Thomas Sampson is a lecturer in the department of economics and a trade research programme associate at LSE’s Centre for Economic Performance.
When any authority or organisation gathers statistics and information to arrive at a viewpoint they must use accurate known facts. If not they make educated guesses and presumed opinions as to he result. This means the actual result is at best still an opinion or a guess but not factually true. Therefore until the event has actually happened nobody even the Experts are Right and could be Wrong. So at the end of the day the referendum is the only statistic that is totally Correct, any other verdict is unproven in anyway possible.
The piece claims to be an opinion. It doesn’t actually claim to be a fact. So no need for your overlong reply.
The work of economics itself both lies in analysis of past and present and practically in predication. So if you effectively want to dispute this predication, you’d have to unpick and successful prove that the facts, past events within it were wrong. If you couldn’t, then you could dispute the reasoning and the mathematics that supports it within the piece. Only if you are prepared to do that, with sources, can you authoritatively say that this piece is unlikely or wrong.
@ Hugh – if you could see into the future and it turned out this prediction was right, would you still think Brexit was a good idea? Roughly how much money would you be happy to lose per UK household for the sake of not being in the EU any more?
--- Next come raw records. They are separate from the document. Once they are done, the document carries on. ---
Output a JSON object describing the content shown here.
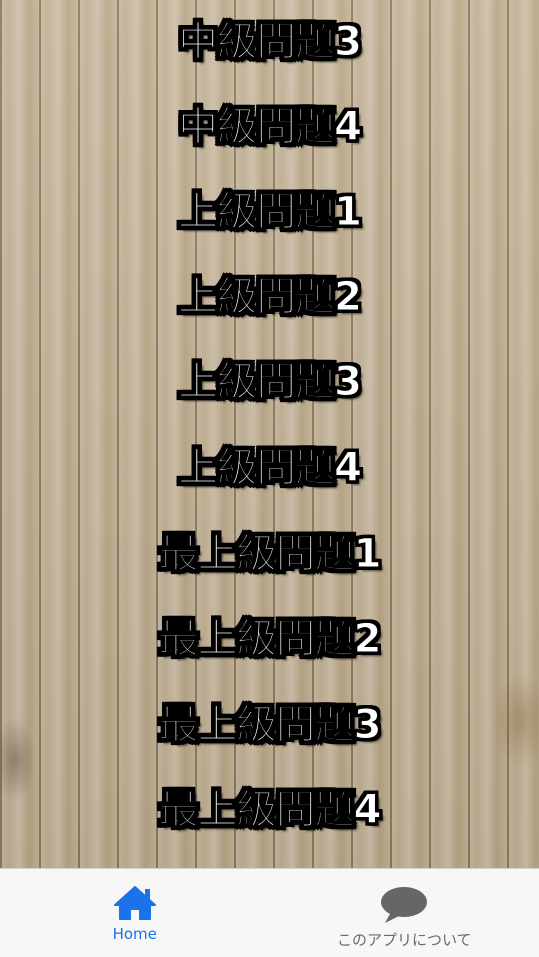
{
  "menu": {
    "items": [
      {
        "label": "中級問題3"
      },
      {
        "label": "中級問題4"
      },
      {
        "label": "上級問題1"
      },
      {
        "label": "上級問題2"
      },
      {
        "label": "上級問題3"
      },
      {
        "label": "上級問題4"
      },
      {
        "label": "最上級問題1"
      },
      {
        "label": "最上級問題2"
      },
      {
        "label": "最上級問題3"
      },
      {
        "label": "最上級問題4"
      }
    ]
  },
  "tabbar": {
    "home": {
      "label": "Home",
      "icon": "home-icon",
      "color": "#1a73e8",
      "active": true
    },
    "about": {
      "label": "このアプリについて",
      "icon": "speech-bubble-icon",
      "color": "#6b6b6b",
      "active": false
    }
  },
  "background": {
    "theme": "wood-planks"
  }
}
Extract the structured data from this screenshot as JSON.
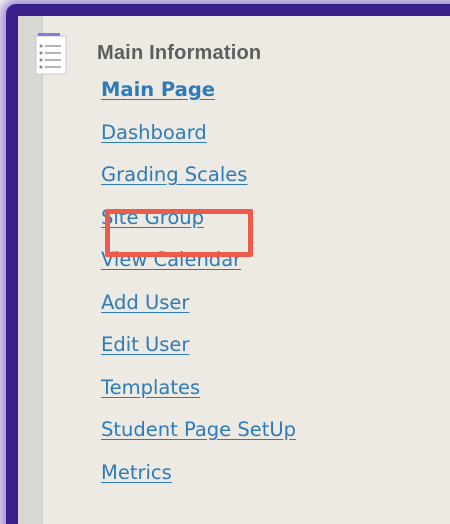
{
  "sidebar": {
    "section_title": "Main Information",
    "section_icon": "document-list-icon",
    "items": [
      {
        "label": "Main Page",
        "bold": true
      },
      {
        "label": "Dashboard"
      },
      {
        "label": "Grading Scales"
      },
      {
        "label": "Site Group",
        "highlighted": true
      },
      {
        "label": "View Calendar"
      },
      {
        "label": "Add User"
      },
      {
        "label": "Edit User"
      },
      {
        "label": "Templates"
      },
      {
        "label": "Student Page SetUp"
      },
      {
        "label": "Metrics"
      }
    ]
  },
  "colors": {
    "link": "#2f7bb8",
    "title": "#5e5e5e",
    "panel_bg": "#eceae3",
    "highlight": "#ee5a4c",
    "window_shadow": "#3a1f8a"
  }
}
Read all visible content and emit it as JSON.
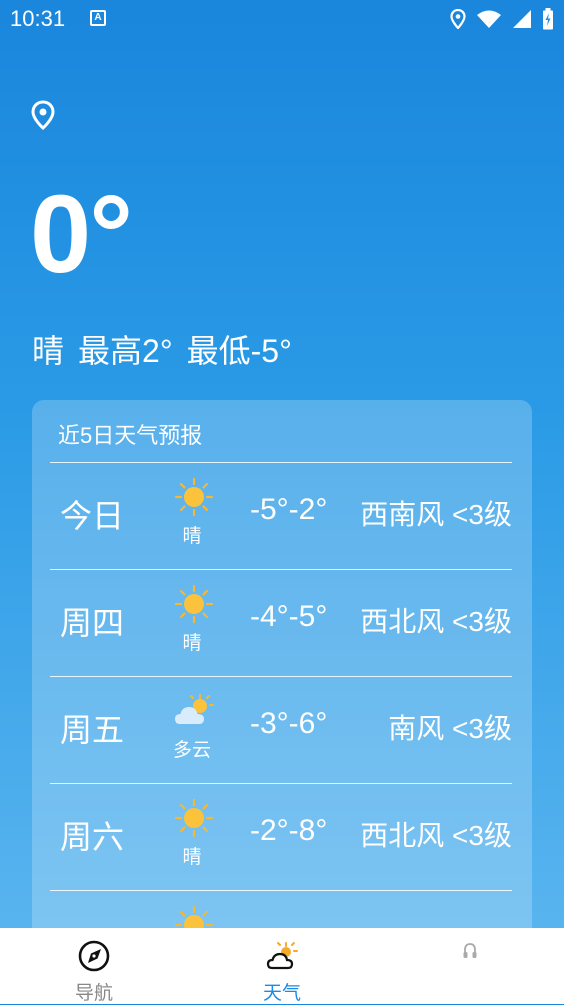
{
  "status_bar": {
    "time": "10:31",
    "notification_icon": "A"
  },
  "weather": {
    "current_temp": "0°",
    "summary": {
      "condition": "晴",
      "high": "最高2°",
      "low": "最低-5°"
    }
  },
  "forecast": {
    "title": "近5日天气预报",
    "rows": [
      {
        "day": "今日",
        "icon": "sun-icon",
        "condition": "晴",
        "temp": "-5°-2°",
        "wind": "西南风 <3级"
      },
      {
        "day": "周四",
        "icon": "sun-icon",
        "condition": "晴",
        "temp": "-4°-5°",
        "wind": "西北风 <3级"
      },
      {
        "day": "周五",
        "icon": "partly-cloudy-icon",
        "condition": "多云",
        "temp": "-3°-6°",
        "wind": "南风 <3级"
      },
      {
        "day": "周六",
        "icon": "sun-icon",
        "condition": "晴",
        "temp": "-2°-8°",
        "wind": "西北风 <3级"
      }
    ]
  },
  "bottom_nav": {
    "items": [
      {
        "label": "导航",
        "icon": "compass-icon",
        "active": false
      },
      {
        "label": "天气",
        "icon": "weather-icon",
        "active": true
      },
      {
        "label": "",
        "icon": "headset-icon",
        "active": false
      }
    ]
  },
  "colors": {
    "accent": "#1a8be6",
    "nav_inactive": "#888888",
    "bg_top": "#1a86dc",
    "bg_bottom": "#5fb8f0"
  }
}
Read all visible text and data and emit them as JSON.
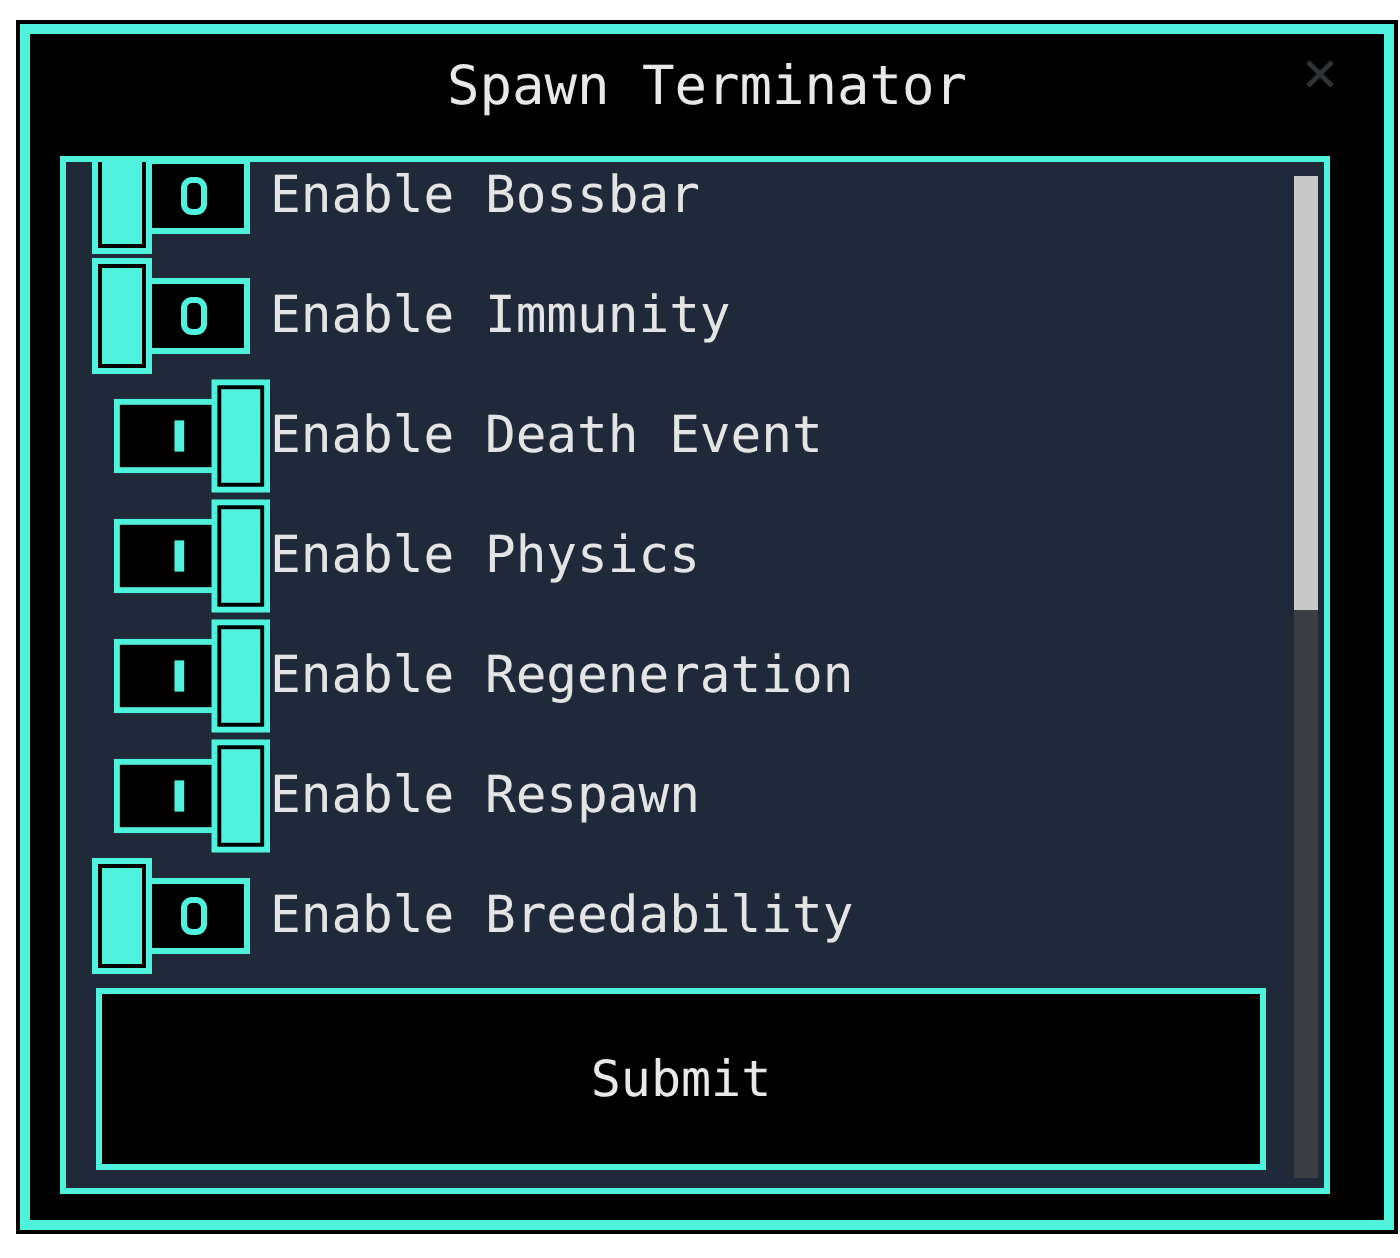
{
  "window": {
    "title": "Spawn Terminator"
  },
  "toggles": [
    {
      "label": "Enable Bossbar",
      "on": false
    },
    {
      "label": "Enable Immunity",
      "on": false
    },
    {
      "label": "Enable Death Event",
      "on": true
    },
    {
      "label": "Enable Physics",
      "on": true
    },
    {
      "label": "Enable Regeneration",
      "on": true
    },
    {
      "label": "Enable Respawn",
      "on": true
    },
    {
      "label": "Enable Breedability",
      "on": false
    }
  ],
  "submit_button": {
    "label": "Submit"
  }
}
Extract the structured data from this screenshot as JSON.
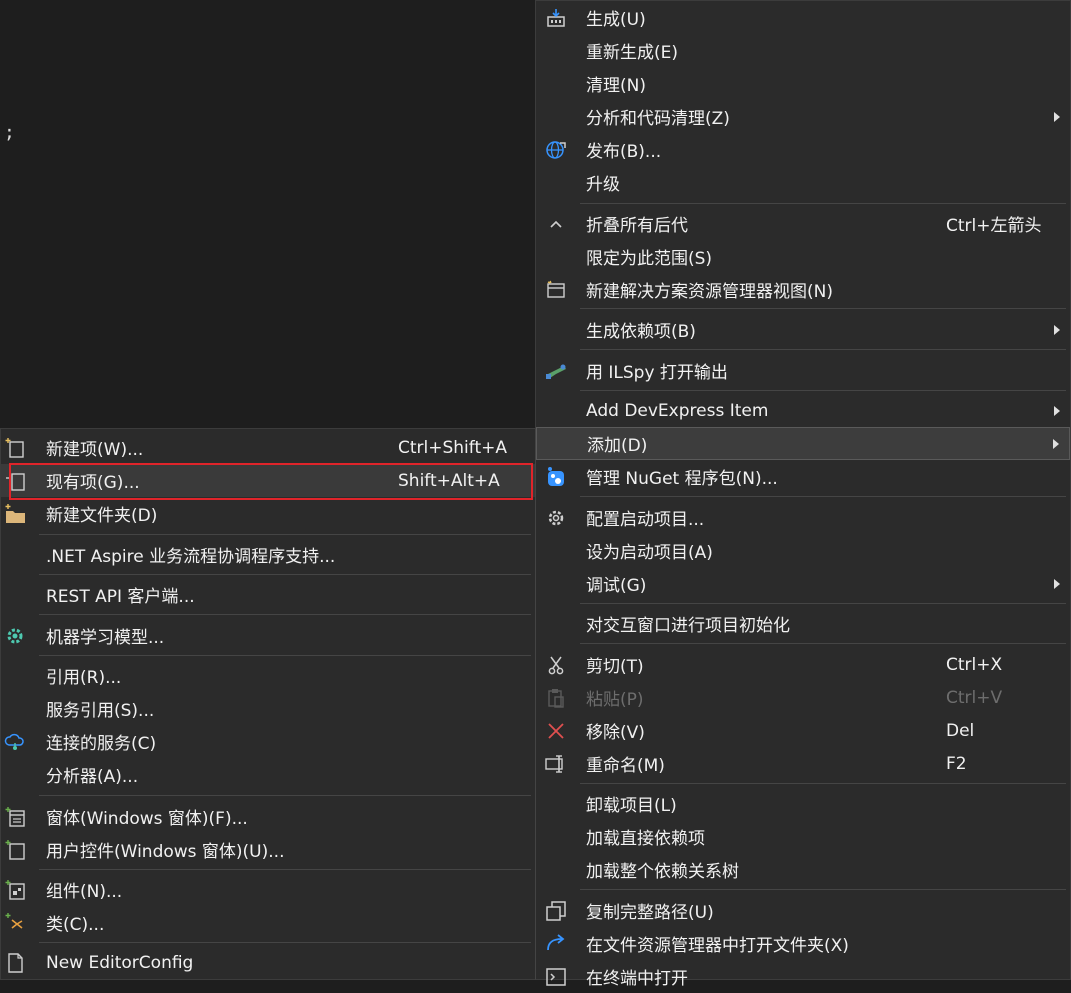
{
  "editor": {
    "code_fragment": ";"
  },
  "main_menu": {
    "items": [
      {
        "label": "生成(U)",
        "icon": "build-icon"
      },
      {
        "label": "重新生成(E)"
      },
      {
        "label": "清理(N)"
      },
      {
        "label": "分析和代码清理(Z)",
        "submenu": true
      },
      {
        "label": "发布(B)...",
        "icon": "globe-publish-icon"
      },
      {
        "label": "升级"
      },
      {
        "label": "折叠所有后代",
        "shortcut": "Ctrl+左箭头",
        "icon": "collapse-caret-icon"
      },
      {
        "label": "限定为此范围(S)"
      },
      {
        "label": "新建解决方案资源管理器视图(N)",
        "icon": "new-view-icon"
      },
      {
        "label": "生成依赖项(B)",
        "submenu": true
      },
      {
        "label": "用 ILSpy 打开输出",
        "icon": "ilspy-icon"
      },
      {
        "label": "Add DevExpress Item",
        "submenu": true
      },
      {
        "label": "添加(D)",
        "submenu": true
      },
      {
        "label": "管理 NuGet 程序包(N)...",
        "icon": "nuget-icon"
      },
      {
        "label": "配置启动项目...",
        "icon": "gear-icon"
      },
      {
        "label": "设为启动项目(A)"
      },
      {
        "label": "调试(G)",
        "submenu": true
      },
      {
        "label": "对交互窗口进行项目初始化"
      },
      {
        "label": "剪切(T)",
        "shortcut": "Ctrl+X",
        "icon": "scissors-icon"
      },
      {
        "label": "粘贴(P)",
        "shortcut": "Ctrl+V",
        "icon": "paste-icon",
        "disabled": true
      },
      {
        "label": "移除(V)",
        "shortcut": "Del",
        "icon": "remove-x-icon"
      },
      {
        "label": "重命名(M)",
        "shortcut": "F2",
        "icon": "rename-icon"
      },
      {
        "label": "卸载项目(L)"
      },
      {
        "label": "加载直接依赖项"
      },
      {
        "label": "加载整个依赖关系树"
      },
      {
        "label": "复制完整路径(U)",
        "icon": "copy-path-icon"
      },
      {
        "label": "在文件资源管理器中打开文件夹(X)",
        "icon": "open-folder-arrow-icon"
      },
      {
        "label": "在终端中打开",
        "icon": "terminal-icon"
      }
    ]
  },
  "sub_menu": {
    "items": [
      {
        "label": "新建项(W)...",
        "shortcut": "Ctrl+Shift+A",
        "icon": "new-item-icon"
      },
      {
        "label": "现有项(G)...",
        "shortcut": "Shift+Alt+A",
        "icon": "existing-item-icon"
      },
      {
        "label": "新建文件夹(D)",
        "icon": "new-folder-icon"
      },
      {
        "label": ".NET Aspire 业务流程协调程序支持..."
      },
      {
        "label": "REST API 客户端..."
      },
      {
        "label": "机器学习模型...",
        "icon": "ml-model-icon"
      },
      {
        "label": "引用(R)..."
      },
      {
        "label": "服务引用(S)..."
      },
      {
        "label": "连接的服务(C)",
        "icon": "connected-service-icon"
      },
      {
        "label": "分析器(A)..."
      },
      {
        "label": "窗体(Windows 窗体)(F)...",
        "icon": "windows-form-icon"
      },
      {
        "label": "用户控件(Windows 窗体)(U)...",
        "icon": "user-control-icon"
      },
      {
        "label": "组件(N)...",
        "icon": "component-icon"
      },
      {
        "label": "类(C)...",
        "icon": "class-icon"
      },
      {
        "label": "New EditorConfig",
        "icon": "editorconfig-file-icon"
      }
    ]
  },
  "colors": {
    "menu_bg": "#2b2b2b",
    "highlight_border": "#e0242a",
    "accent_blue": "#3794ff",
    "disabled_text": "#6d6d6d"
  }
}
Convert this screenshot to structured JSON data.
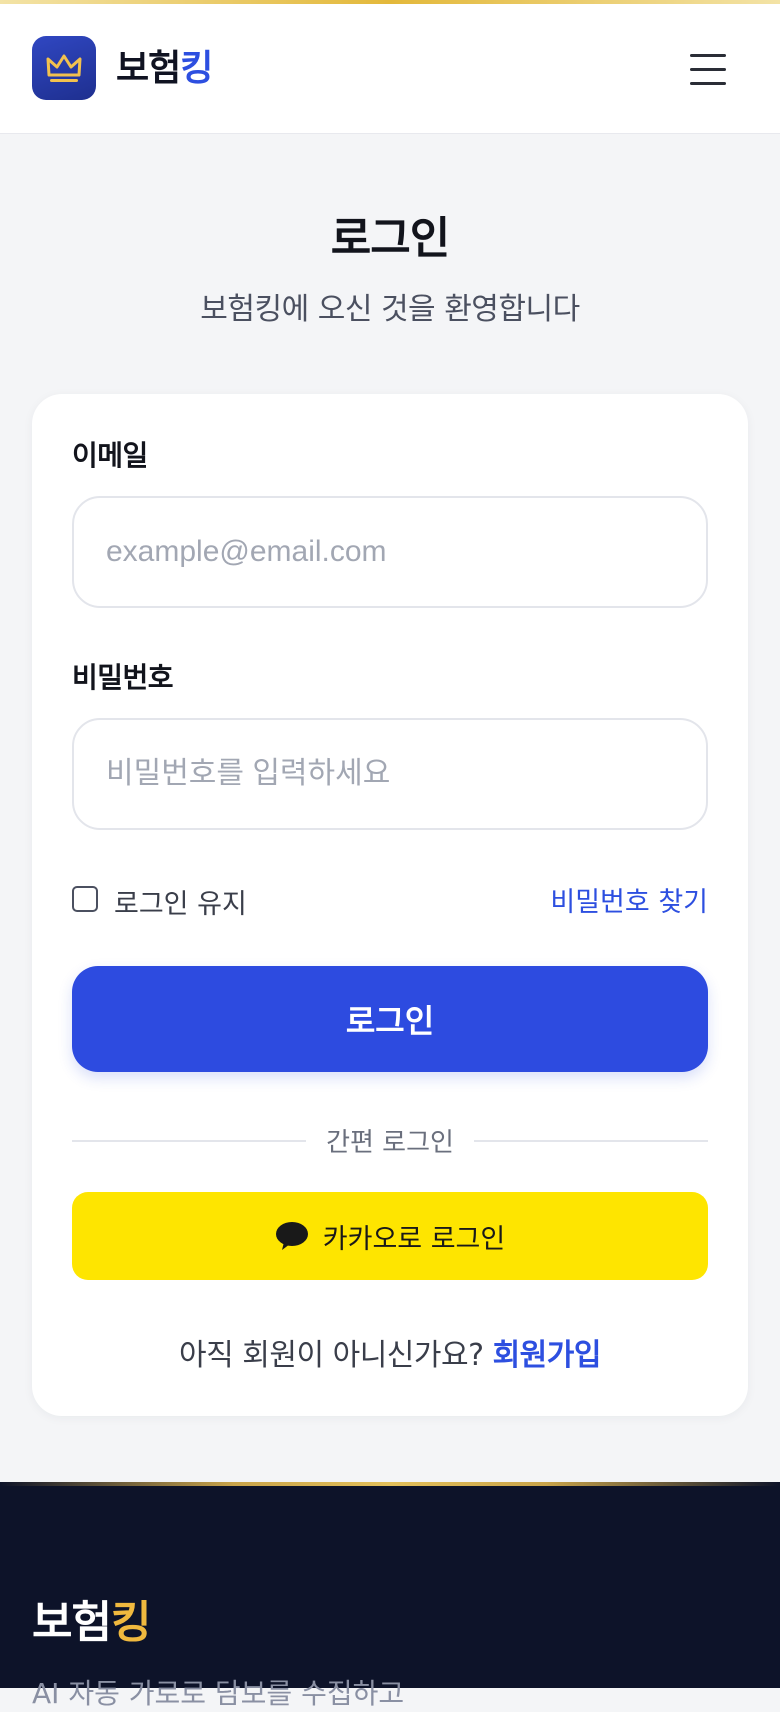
{
  "header": {
    "brand_main": "보험",
    "brand_accent": "킹"
  },
  "page": {
    "title": "로그인",
    "subtitle": "보험킹에 오신 것을 환영합니다"
  },
  "form": {
    "email_label": "이메일",
    "email_placeholder": "example@email.com",
    "email_value": "",
    "password_label": "비밀번호",
    "password_placeholder": "비밀번호를 입력하세요",
    "remember_label": "로그인 유지",
    "remember_checked": false,
    "find_password_label": "비밀번호 찾기",
    "login_button_label": "로그인",
    "divider_text": "간편 로그인",
    "kakao_button_label": "카카오로 로그인",
    "signup_prompt": "아직 회원이 아니신가요?",
    "signup_link_label": "회원가입"
  },
  "footer": {
    "brand_main": "보험",
    "brand_accent": "킹",
    "tagline": "AI 자동 가로로 담보를 수집하고"
  },
  "colors": {
    "primary": "#2d4be0",
    "kakao": "#fee500",
    "gold": "#f0b93e",
    "footer_bg": "#0d1329"
  }
}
Where in the piece is the model or estimate of what happens if the Euro implodes ? The modelling and estimates here give figures in 10 years time, most economists cannot agree on what will happen in the next 12 months let alone 10 years! Forecasts are always being adjusted. Models, estimates and forecasts usually involve some data of previous events, I am not aware of anyone leaving the EU before so where is the historical data coming from?